Python and Jupyter¶
Python is an easy to write general purpose programming language, meaning it can be used for a variety of different applications.
Jupyter Notebooks are a great way to combine code and its output with documentary text and images all in one document. It’s also great for developing code, as you can execute blocks of code and see/ visualize the result inside the notebook.
(The material for this seminar has the form of a JupyterBook. It consists of Jupyter Notebooks and Markdown-Files.)
It is recommended to create a virtual environment for your project/ setup. All the libraries and dependencies installed for this project are isolated and won’t conflict other libraries and their dependencies. The easiest way to create a virtual environment may be with conda, but other options like pipenv are also possible.
Download and install Anaconda. Next to Python, a GUI (Anaconda Navigator) to manage packages and environments is included.
Download Miniconda3 for your OS and execute the installer. Miniconda includes Python.
Open the command line of your operating system (see help for Linux, Mac, (Windows) (for Windows users: open “Anaconda Prompt”) and create a new environment. Type the following line by line and press
Enter after each line.
# check if conda is installed conda --version
Create a new environment¶
Change the name
my_environment in the code below to a name of your choice. This is the name of your environment and you have to type it when you start it later on, so make sure it’s not too long and easy to remember.
# create a new environment conda create --name my_environment -y # create a new environment with specific python version conda create --name my_environment python=3.9 -y
You can see all environments created by you with the following command:
# list available environments conda env list
Next we can activate our newly created environment. (Of course you have to insert your environments name in the place of
# activate your environment conda activate my_environment
Install external packages with conda¶
External packages (libraries) are installed in an activated environment with the command

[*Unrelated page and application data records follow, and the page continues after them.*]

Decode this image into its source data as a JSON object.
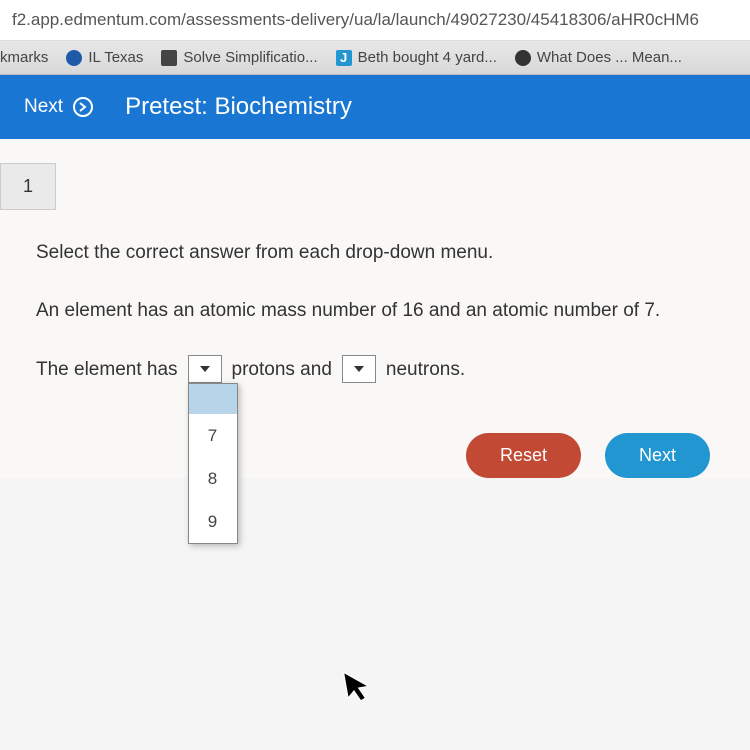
{
  "url": "f2.app.edmentum.com/assessments-delivery/ua/la/launch/49027230/45418306/aHR0cHM6",
  "browser_tabs": {
    "t0": "kmarks",
    "t1": "IL Texas",
    "t2": "Solve Simplificatio...",
    "t3_icon": "J",
    "t3": "Beth bought 4 yard...",
    "t4": "What Does ... Mean..."
  },
  "header": {
    "next": "Next",
    "title": "Pretest: Biochemistry"
  },
  "question": {
    "number": "1",
    "instruction": "Select the correct answer from each drop-down menu.",
    "problem": "An element has an atomic mass number of 16 and an atomic number of 7.",
    "line_part1": "The element has",
    "line_part2": "protons and",
    "line_part3": "neutrons.",
    "dropdown1_options": {
      "o1": "7",
      "o2": "8",
      "o3": "9"
    }
  },
  "buttons": {
    "reset": "Reset",
    "next": "Next"
  }
}
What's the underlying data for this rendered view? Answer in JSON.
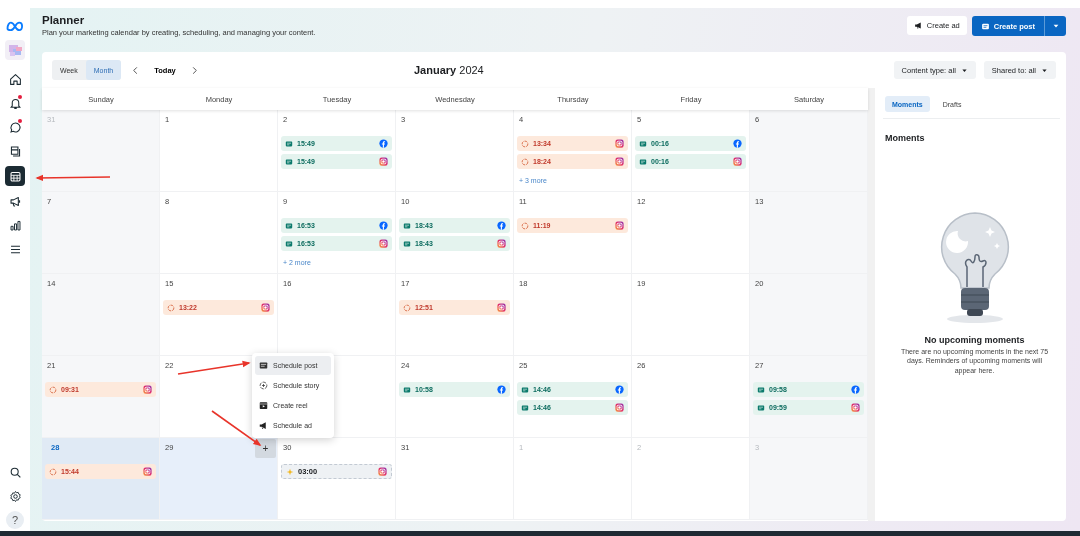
{
  "sidebar": {
    "items": [
      {
        "selected": false,
        "dot": false
      },
      {
        "selected": false,
        "dot": true
      },
      {
        "selected": false,
        "dot": true
      },
      {
        "selected": false,
        "dot": false
      },
      {
        "selected": true,
        "dot": false
      },
      {
        "selected": false,
        "dot": false
      },
      {
        "selected": false,
        "dot": false
      },
      {
        "selected": false,
        "dot": false
      }
    ],
    "bottom_items": [
      {
        "kind": "search"
      },
      {
        "kind": "settings"
      },
      {
        "kind": "help",
        "label": "?"
      }
    ]
  },
  "header": {
    "title": "Planner",
    "subtitle": "Plan your marketing calendar by creating, scheduling, and managing your content.",
    "buttons": [
      {
        "kind": "ad",
        "label": "Create ad"
      },
      {
        "kind": "post",
        "label": "Create post"
      }
    ]
  },
  "toolbar": {
    "views": [
      {
        "label": "Week",
        "selected": false
      },
      {
        "label": "Month",
        "selected": true
      }
    ],
    "today": "Today",
    "month_title": "**January** 2024",
    "filters": [
      "Content type: all",
      "Shared to: all"
    ]
  },
  "calendar": {
    "weekdays": [
      "Sunday",
      "Monday",
      "Tuesday",
      "Wednesday",
      "Thursday",
      "Friday",
      "Saturday"
    ],
    "weeks": [
      [
        {
          "day": "31",
          "muted": true,
          "today": false,
          "highlighted": false
        },
        {
          "day": "1",
          "muted": false,
          "today": false,
          "highlighted": false
        },
        {
          "day": "2",
          "muted": false,
          "today": false,
          "highlighted": false,
          "events": [
            {
              "kind": "post",
              "time": "15:49",
              "network": {
                "kind": "facebook"
              }
            },
            {
              "kind": "post",
              "time": "15:49",
              "network": {
                "kind": "instagram"
              }
            }
          ]
        },
        {
          "day": "3",
          "muted": false,
          "today": false,
          "highlighted": false
        },
        {
          "day": "4",
          "muted": false,
          "today": false,
          "highlighted": false,
          "events": [
            {
              "kind": "story",
              "time": "13:34",
              "network": {
                "kind": "instagram"
              }
            },
            {
              "kind": "story",
              "time": "18:24",
              "network": {
                "kind": "instagram"
              }
            }
          ],
          "more": "+ 3 more"
        },
        {
          "day": "5",
          "muted": false,
          "today": false,
          "highlighted": false,
          "events": [
            {
              "kind": "post",
              "time": "00:16",
              "network": {
                "kind": "facebook"
              }
            },
            {
              "kind": "post",
              "time": "00:16",
              "network": {
                "kind": "instagram"
              }
            }
          ]
        },
        {
          "day": "6",
          "muted": false,
          "today": false,
          "highlighted": false
        }
      ],
      [
        {
          "day": "7",
          "muted": false,
          "today": false,
          "highlighted": false
        },
        {
          "day": "8",
          "muted": false,
          "today": false,
          "highlighted": false
        },
        {
          "day": "9",
          "muted": false,
          "today": false,
          "highlighted": false,
          "events": [
            {
              "kind": "post",
              "time": "16:53",
              "network": {
                "kind": "facebook"
              }
            },
            {
              "kind": "post",
              "time": "16:53",
              "network": {
                "kind": "instagram"
              }
            }
          ],
          "more": "+ 2 more"
        },
        {
          "day": "10",
          "muted": false,
          "today": false,
          "highlighted": false,
          "events": [
            {
              "kind": "post",
              "time": "18:43",
              "network": {
                "kind": "facebook"
              }
            },
            {
              "kind": "post",
              "time": "18:43",
              "network": {
                "kind": "instagram"
              }
            }
          ]
        },
        {
          "day": "11",
          "muted": false,
          "today": false,
          "highlighted": false,
          "events": [
            {
              "kind": "story",
              "time": "11:19",
              "network": {
                "kind": "instagram"
              }
            }
          ]
        },
        {
          "day": "12",
          "muted": false,
          "today": false,
          "highlighted": false
        },
        {
          "day": "13",
          "muted": false,
          "today": false,
          "highlighted": false
        }
      ],
      [
        {
          "day": "14",
          "muted": false,
          "today": false,
          "highlighted": false
        },
        {
          "day": "15",
          "muted": false,
          "today": false,
          "highlighted": false,
          "events": [
            {
              "kind": "story",
              "time": "13:22",
              "network": {
                "kind": "instagram"
              }
            }
          ]
        },
        {
          "day": "16",
          "muted": false,
          "today": false,
          "highlighted": false
        },
        {
          "day": "17",
          "muted": false,
          "today": false,
          "highlighted": false,
          "events": [
            {
              "kind": "story",
              "time": "12:51",
              "network": {
                "kind": "instagram"
              }
            }
          ]
        },
        {
          "day": "18",
          "muted": false,
          "today": false,
          "highlighted": false
        },
        {
          "day": "19",
          "muted": false,
          "today": false,
          "highlighted": false
        },
        {
          "day": "20",
          "muted": false,
          "today": false,
          "highlighted": false
        }
      ],
      [
        {
          "day": "21",
          "muted": false,
          "today": false,
          "highlighted": false,
          "events": [
            {
              "kind": "story",
              "time": "09:31",
              "network": {
                "kind": "instagram"
              }
            }
          ]
        },
        {
          "day": "22",
          "muted": false,
          "today": false,
          "highlighted": false
        },
        {
          "highlighted": false
        },
        {
          "day": "24",
          "muted": false,
          "today": false,
          "highlighted": false,
          "events": [
            {
              "kind": "post",
              "time": "10:58",
              "network": {
                "kind": "facebook"
              }
            }
          ]
        },
        {
          "day": "25",
          "muted": false,
          "today": false,
          "highlighted": false,
          "events": [
            {
              "kind": "post",
              "time": "14:46",
              "network": {
                "kind": "facebook"
              }
            },
            {
              "kind": "post",
              "time": "14:46",
              "network": {
                "kind": "instagram"
              }
            }
          ]
        },
        {
          "day": "26",
          "muted": false,
          "today": false,
          "highlighted": false
        },
        {
          "day": "27",
          "muted": false,
          "today": false,
          "highlighted": false,
          "events": [
            {
              "kind": "post",
              "time": "09:58",
              "network": {
                "kind": "facebook"
              }
            },
            {
              "kind": "post",
              "time": "09:59",
              "network": {
                "kind": "instagram"
              }
            }
          ]
        }
      ],
      [
        {
          "day": "28",
          "muted": false,
          "today": true,
          "highlighted": true,
          "events": [
            {
              "kind": "story",
              "time": "15:44",
              "network": {
                "kind": "instagram"
              }
            }
          ]
        },
        {
          "day": "29",
          "muted": false,
          "today": false,
          "highlighted": true,
          "plus": "+"
        },
        {
          "day": "30",
          "muted": false,
          "today": false,
          "highlighted": false,
          "events": [
            {
              "kind": "draft",
              "time": "03:00",
              "network": {
                "kind": "instagram"
              }
            }
          ]
        },
        {
          "day": "31",
          "muted": false,
          "today": false,
          "highlighted": false
        },
        {
          "day": "1",
          "muted": true,
          "today": false,
          "highlighted": false
        },
        {
          "day": "2",
          "muted": true,
          "today": false,
          "highlighted": false
        },
        {
          "day": "3",
          "muted": true,
          "today": false,
          "highlighted": false
        }
      ]
    ]
  },
  "menu": {
    "items": [
      {
        "label": "Schedule post",
        "selected": true
      },
      {
        "label": "Schedule story",
        "selected": false
      },
      {
        "label": "Create reel",
        "selected": false
      },
      {
        "label": "Schedule ad",
        "selected": false
      }
    ]
  },
  "panel": {
    "tabs": [
      {
        "label": "Moments",
        "selected": true
      },
      {
        "label": "Drafts",
        "selected": false
      }
    ],
    "heading": "Moments",
    "empty_title": "No upcoming moments",
    "empty_text": "There are no upcoming moments in the next 75 days. Reminders of upcoming moments will appear here."
  }
}
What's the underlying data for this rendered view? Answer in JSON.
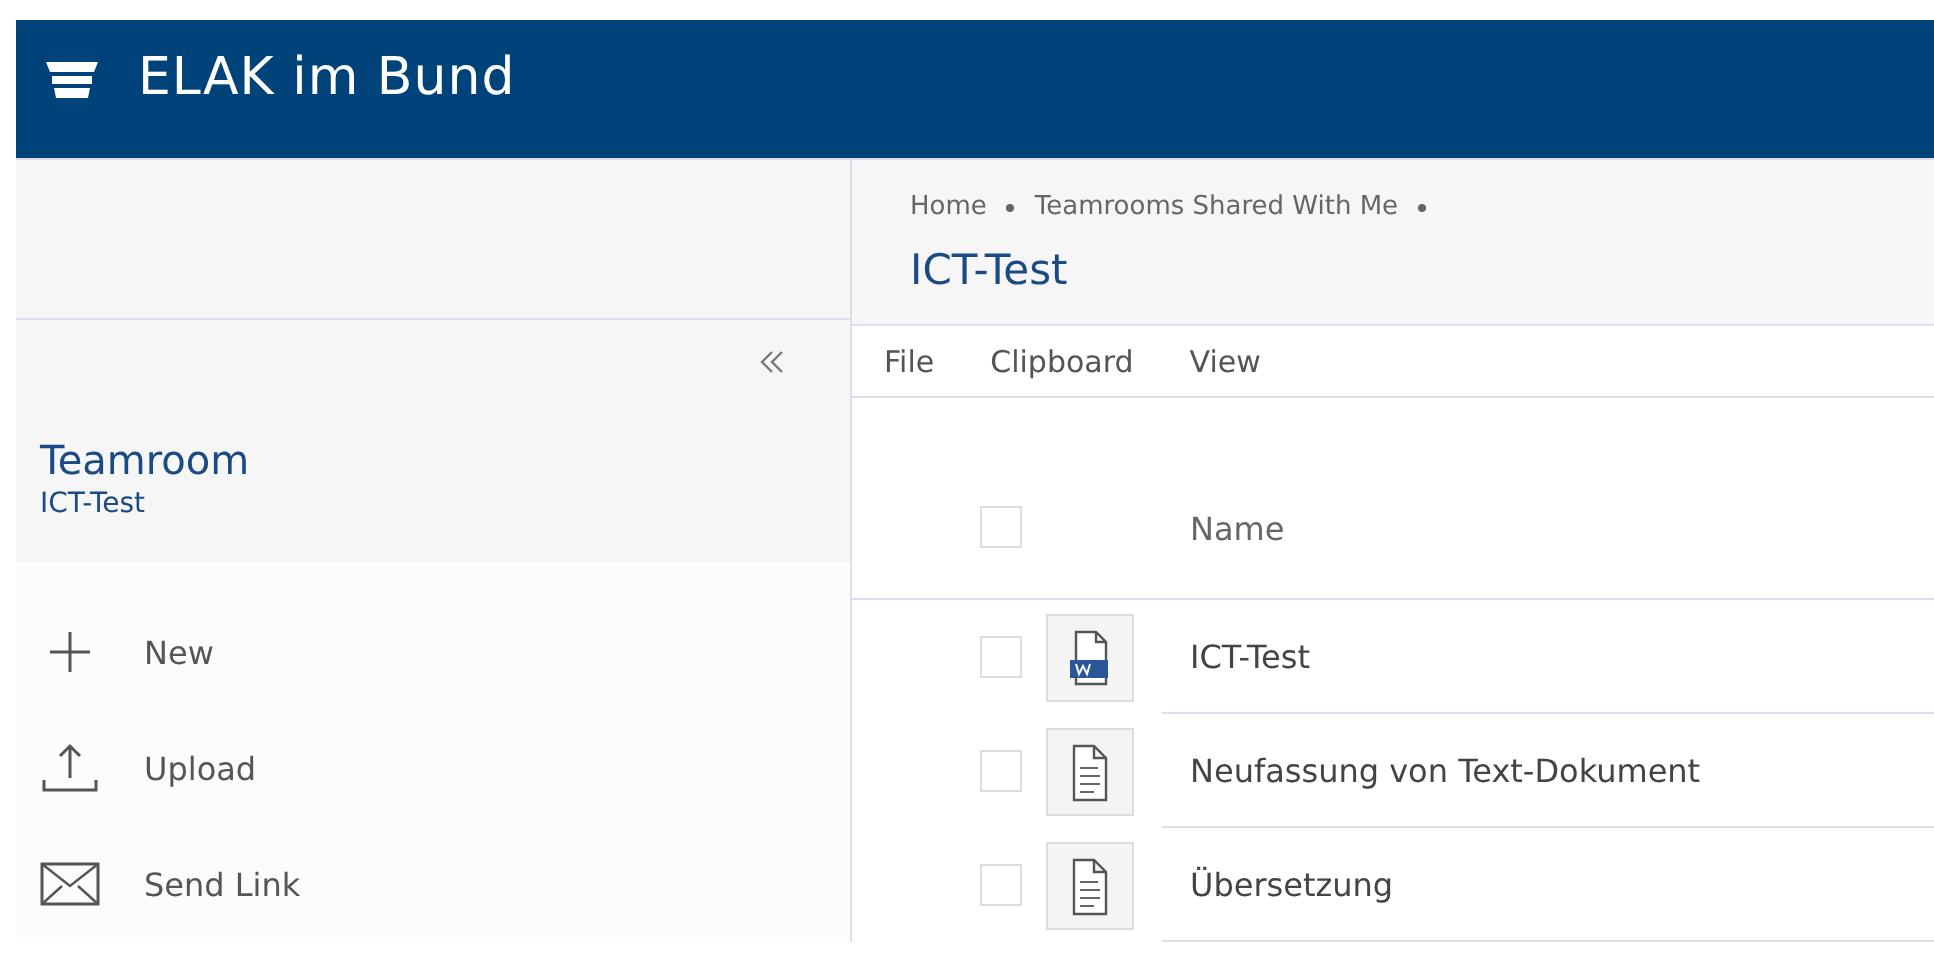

conda install packagename. Install the packages jupyter and jupyterlab:
# conda install packagename conda install jupyter conda install jupyterlab # you can combine multiple packages in one line, separated by a space conda install jupyter jupyterlab -y
Install external packages with pip¶
Some libraries (external packages) are not available through conda’s package manager. We can use pythons package installer pip.
First install pip within your conda environment:
conda activate name_of_your_environment conda install pip
Then we can use pip inside the activated environment:
# conda activate name_of_your environment pip install name_of_the_package
After that it should be possible to use the installed library in this environment. If it does not work, there’s a way to explicitly call pip from within the environment. See tis post on stackoverflow as a reference).
First install pip as described above. Next we will explicitly use this pip version to install the required library:
# Get the location of your environment: conda env list
This returns for example:
base /home/username/miniconda3 text * /home/username/miniconda3/envs/text
The environment with * is the active environment.
To call pip inside this environment, we have to add
/bin/pip to the path.
The command looks like this:
miniconda3/envs/text/bin/pip install packagename
Run Jupyter Lab¶
After we have installed Jupyter Lab, we can run it from within our activated environment with the command:
# run jupyter lab # (activate the environment first) jupyter lab
Depending on your needs there are some additional arguments like:
jupyter lab --browser = False
This will not open Jupyter Lab automatically in a browser. Instead it will print a URL to the terminal, which we can paste into a browser of our choice.
jupyter lab --notebook-dir = D:/
Define the directory in which you want to launch Jupyter Lab. For e.g. if you’re working on Windows and have your installation on C and your files on D.
When we’ve finished our work, we can deactivate the environment with:
# deactivate environment conda deactivate